Carry upscale equipment: As with optics, good equipment is a must when chasing B.C.'s record book mountain goats. Use the best boots, clothing, backpack, tent, sleeping bag, and weapon that you can afford before chasing mountain goats on their inhospitable home turf.
Learn to shoot at steep angles: Whether you use a bow or rifle, there aren't many flat shots in the rugged alpine terrain that British Columbia's mountain goats inhabit. Learn to make the tough angled shots because that's generally all you'll get.
Hints for field judging mountain goats
Since both billies and nannies possess horns, it can be a tough task to pick out a mature male. In fact, field judging a trophy billy is considered by some to be among the toughest of all chores in hunting. Just a small amount of difference in horn length and circumference can spell the difference between a good goat and a great goat.
To find a trophy billy with good horns, learn their preferred habitat, habits, distinguishing body characteristics and horn qualities that make up a mature male goat:
Look high: Big billies are often loners, spending their time up high by themselves, or at most, in a group of two or three
Body size: Adult billies are typically larger and blockier than nannies.
Rump stains: Billies will typically have stains on their hindquarters from urination, while nannies usually do not.
Stretching: Billies stretch themselves out to urinate, nannies squat to urinate.
Narrow width: Adult billies will have a narrow space between their horns, while nannies will possess a wider space between horns.
Good base circumferences: Trophy billies have large base circumferences at the bottom of their horns, usually 4 4/8 inches or better.
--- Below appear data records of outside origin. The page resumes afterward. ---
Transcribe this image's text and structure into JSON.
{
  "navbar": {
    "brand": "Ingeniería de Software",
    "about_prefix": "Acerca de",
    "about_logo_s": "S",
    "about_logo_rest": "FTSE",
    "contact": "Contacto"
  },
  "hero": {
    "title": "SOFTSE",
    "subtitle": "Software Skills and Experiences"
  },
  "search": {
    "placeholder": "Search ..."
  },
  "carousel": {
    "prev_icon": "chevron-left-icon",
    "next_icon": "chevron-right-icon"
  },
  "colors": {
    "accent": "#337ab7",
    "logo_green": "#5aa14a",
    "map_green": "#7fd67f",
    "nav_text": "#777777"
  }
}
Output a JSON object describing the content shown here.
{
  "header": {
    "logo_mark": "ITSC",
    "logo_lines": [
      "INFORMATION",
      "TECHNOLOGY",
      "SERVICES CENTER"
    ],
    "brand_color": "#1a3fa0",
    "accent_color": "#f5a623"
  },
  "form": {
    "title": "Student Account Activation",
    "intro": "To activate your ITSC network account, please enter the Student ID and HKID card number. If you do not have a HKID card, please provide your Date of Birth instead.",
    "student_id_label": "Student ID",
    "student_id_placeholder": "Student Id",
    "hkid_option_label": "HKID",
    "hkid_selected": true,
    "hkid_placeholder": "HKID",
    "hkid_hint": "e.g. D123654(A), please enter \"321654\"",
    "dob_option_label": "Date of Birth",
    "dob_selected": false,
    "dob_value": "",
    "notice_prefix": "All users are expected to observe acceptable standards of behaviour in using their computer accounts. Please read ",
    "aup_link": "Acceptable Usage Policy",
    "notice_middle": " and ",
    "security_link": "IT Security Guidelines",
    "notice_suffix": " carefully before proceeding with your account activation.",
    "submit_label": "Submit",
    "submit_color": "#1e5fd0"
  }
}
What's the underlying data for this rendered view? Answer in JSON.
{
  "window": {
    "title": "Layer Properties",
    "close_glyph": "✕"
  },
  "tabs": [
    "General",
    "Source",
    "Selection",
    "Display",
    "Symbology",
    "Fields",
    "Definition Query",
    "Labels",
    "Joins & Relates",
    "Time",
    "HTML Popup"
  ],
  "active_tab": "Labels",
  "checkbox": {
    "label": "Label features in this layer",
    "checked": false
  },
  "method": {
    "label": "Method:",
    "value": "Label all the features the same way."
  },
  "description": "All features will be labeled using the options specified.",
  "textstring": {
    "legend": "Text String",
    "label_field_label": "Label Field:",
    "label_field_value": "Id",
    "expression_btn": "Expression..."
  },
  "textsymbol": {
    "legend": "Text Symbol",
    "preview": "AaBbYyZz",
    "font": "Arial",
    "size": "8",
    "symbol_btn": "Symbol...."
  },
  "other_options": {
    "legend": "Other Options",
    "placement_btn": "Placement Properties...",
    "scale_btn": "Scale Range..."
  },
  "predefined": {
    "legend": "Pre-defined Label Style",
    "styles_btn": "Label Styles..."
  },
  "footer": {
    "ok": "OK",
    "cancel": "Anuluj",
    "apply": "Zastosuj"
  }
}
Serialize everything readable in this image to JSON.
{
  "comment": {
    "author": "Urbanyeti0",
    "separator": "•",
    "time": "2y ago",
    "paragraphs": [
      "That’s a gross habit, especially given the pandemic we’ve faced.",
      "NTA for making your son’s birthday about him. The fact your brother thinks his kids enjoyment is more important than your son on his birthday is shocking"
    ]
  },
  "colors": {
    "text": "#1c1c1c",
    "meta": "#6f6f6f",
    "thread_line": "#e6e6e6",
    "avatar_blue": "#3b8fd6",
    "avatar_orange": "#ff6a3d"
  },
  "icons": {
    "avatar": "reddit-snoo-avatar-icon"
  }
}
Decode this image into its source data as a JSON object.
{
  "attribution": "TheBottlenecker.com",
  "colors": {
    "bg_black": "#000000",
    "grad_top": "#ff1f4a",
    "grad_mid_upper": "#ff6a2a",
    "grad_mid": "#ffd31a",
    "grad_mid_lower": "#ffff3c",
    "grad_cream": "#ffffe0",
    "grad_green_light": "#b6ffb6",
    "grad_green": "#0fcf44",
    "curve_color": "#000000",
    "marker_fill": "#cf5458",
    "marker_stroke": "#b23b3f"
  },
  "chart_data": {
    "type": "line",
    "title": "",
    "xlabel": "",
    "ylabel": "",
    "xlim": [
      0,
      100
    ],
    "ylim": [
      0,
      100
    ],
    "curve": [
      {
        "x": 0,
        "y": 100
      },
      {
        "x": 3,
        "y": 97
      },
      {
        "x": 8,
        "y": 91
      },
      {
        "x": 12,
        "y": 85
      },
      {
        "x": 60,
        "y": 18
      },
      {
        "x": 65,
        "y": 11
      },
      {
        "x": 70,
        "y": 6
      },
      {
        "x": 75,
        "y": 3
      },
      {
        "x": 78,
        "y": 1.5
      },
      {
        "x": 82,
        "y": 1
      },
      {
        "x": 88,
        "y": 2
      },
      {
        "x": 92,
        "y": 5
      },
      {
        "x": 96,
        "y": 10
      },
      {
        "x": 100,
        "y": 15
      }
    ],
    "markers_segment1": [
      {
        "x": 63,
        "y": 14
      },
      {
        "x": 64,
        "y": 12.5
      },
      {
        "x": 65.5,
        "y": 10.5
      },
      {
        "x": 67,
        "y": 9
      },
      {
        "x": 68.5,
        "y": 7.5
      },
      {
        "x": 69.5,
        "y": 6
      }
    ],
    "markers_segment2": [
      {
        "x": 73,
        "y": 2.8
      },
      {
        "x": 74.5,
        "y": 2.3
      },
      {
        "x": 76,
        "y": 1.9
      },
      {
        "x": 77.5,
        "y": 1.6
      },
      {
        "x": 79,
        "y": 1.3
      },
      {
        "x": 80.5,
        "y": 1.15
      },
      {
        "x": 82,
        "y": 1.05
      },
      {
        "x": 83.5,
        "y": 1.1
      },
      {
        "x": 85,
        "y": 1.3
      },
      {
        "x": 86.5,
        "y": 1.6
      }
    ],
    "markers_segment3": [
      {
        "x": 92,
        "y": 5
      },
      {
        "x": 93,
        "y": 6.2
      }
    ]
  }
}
Nannies have slender horns and typically have base circumferences of 4 4/8 inches or less.
Good horn length: Most trophy billies will have horn lengths of 8 inches or better. Top goats have horn lengths of 10 inches or better. Some females listed in the record books can also display similar horn lengths, although the circumferences for nannies are almost always less. Use the average ear length of 4½ inches on a mature goat to help judge horn length.
Horn curvature: Mature billies exhibit a gradual curve of their horns, while nannies usually have a sharp curve near the end of the horn.
Avoid broken tips: For good scoring, look for horns that are intact.
Best coats: If you're interested in a mountain goat sporting a prime, thick white coat, best plan on hunting later rather than earlier.
For more big-game stories, check out The Trophy Room.
11hEthan Sherwood Strauss